FTD & Alzheimer's disease



The Frontier team is currently recruiting healthy adults, aged 50 years and over, for research aiding the diagnosis and treatment of dementia syndromes including frontotemporal dementia and Alzheimer’s disease. Our group examines the cognitive, behavioural, psychological, and brain changes in individuals with dementia and measures their impact on patients and their families. Our group is also studying how changes in dementia differ from those seen in other brain disorders and in healthy ageing, to help improve the diagnosis of dementia.

As part of this research, we require healthy volunteers to act as a comparison group. Participation in this study can involve a number of different tests of memory, language and other thinking abilities. We may also ask to take a blood sample, and an MRI brain scan may be offered. This all takes place at the NeuRA institute (any travelling costs will be reimbursed).

If you are interested, or for more information, please contact frontier@neura.edu.au

See what’s going on at NeuRA


Caress the Detail: A Comprehensive MRI Atlas of the in Vivo Human Brain

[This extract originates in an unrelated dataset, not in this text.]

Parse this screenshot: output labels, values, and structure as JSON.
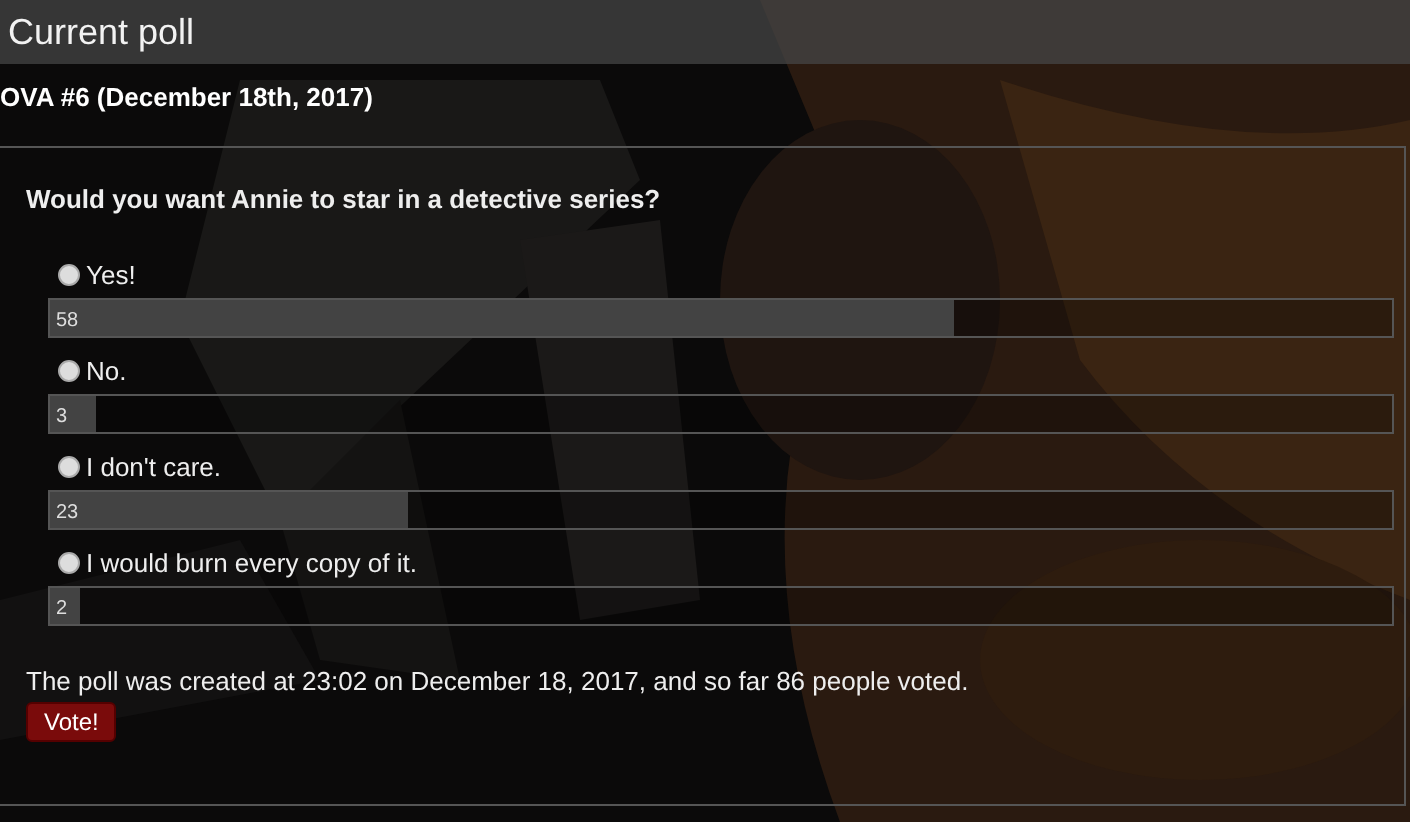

This project aims to deliver the most comprehensive, detailed and stereotaxically accurate MRI atlas of the canonical human brain. In human neuroscience, researchers and clinicians almost always investigate images obtained from living individuals. Yet, there is no satisfactory MRI atlas of the human brain in vivo or post-mortem. There are some population-based atlases, which valiantly solve a number of problems, but they fail to address major needs. Most problematically, they segment only a small number of brain structures, typically about 50, and they are of limited value for the interpretation of a single subject/patient. In contrast to population-based approaches, the present project will investigate normal, living subjects in detail. We aim to define approximately 800 structures, as in the histological atlas of Mai, Majtanik and Paxinos (2016), and, thus, provide a “gold standard” for science and clinical practice. We will do this by obtaining high-resolution MRI at 3T and 7T of twelve subjects through a collaboration with Markus Barth from the Centre for Advanced Imaging at the University of Queensland (UQ). The limited number of subjects will allow us to image each for longer periods, obtaining higher resolution and contrast, and to invest the required time to produce unprecedented detail in segmentation. We will produce an electronic atlas for interpreting MR images, both as a tablet application and as an online web service. The tablet application will provide a convenient and powerful exegesis of brain anatomy for researchers and clinicians. The open access web service will additionally provide images, segmentation and anatomical templates to be used with most common MR-analysis packages (e.g., SPM, FSL, MINC, BrainVoyager). This will be hosted in collaboration with UQ, supporting and complementing their population-based atlas.